CONFINTEA Last minute disappointment
At the UN Conference on Adult Education (CONFINTEA, held every 12 years) in Brazil in Decmeber 2009, some progress was made. Over 500 civil society representatives unanimously agreed a strong set of positions, and these were endorsed by over 35 governments. But some governments, notably the US and Canada, opposed any setting of targets or benchmarks, so the final "Belem Framework for Action" is not as strong as it could have been. Whilst a broad vision was agreed on and some urgent action was called for, especially to address the chronic underfunding of adult literacy, it will be hard to hold governments to account for delivering on these. There was also a lack of progress in respect of recognising adult education as a fundamental right.
In Hamburg (where the previous CONFINTEA meeting was held 12 years ago) there was discussion around adult education as a fundamental right, but the US were not there.

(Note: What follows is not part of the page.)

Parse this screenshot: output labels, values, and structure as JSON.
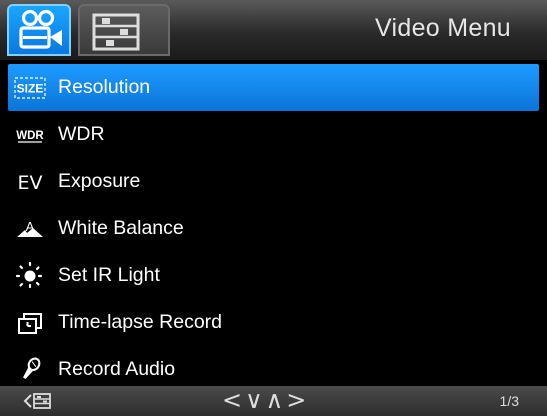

This time the US were present, pushing back on this language, frustrating civil society organisations' attempt to strengthen recognition of the justiciability of the right to education for adults and young people.
The final draft of the framework for action, agreed by the drafting committee at 2.30am, included a compromise: "the education of adults and young people is recognised as an essential part of the right to education". Action Aid, amongst others, fought hard for the inclusion of the language "recognised as".
However, in the final plenary the following morning, this language was bizarrely and unaacountably watered down to remove the words "recognised as".
There are concerns over the transparency with which this last minute change occurred and serious concerns that the language around the right to education has been diluted. The civil society position was clear and the caucus response to the final declaration highlights this:
"In the coming years there needs to be greater recognition of the enormous scale of the violation of the fundamental right to education of adults and young people. We need to move from recognising that basic adult education is a justiciable human right, to a point where governments pass legislation to make all adult education legally enforceable".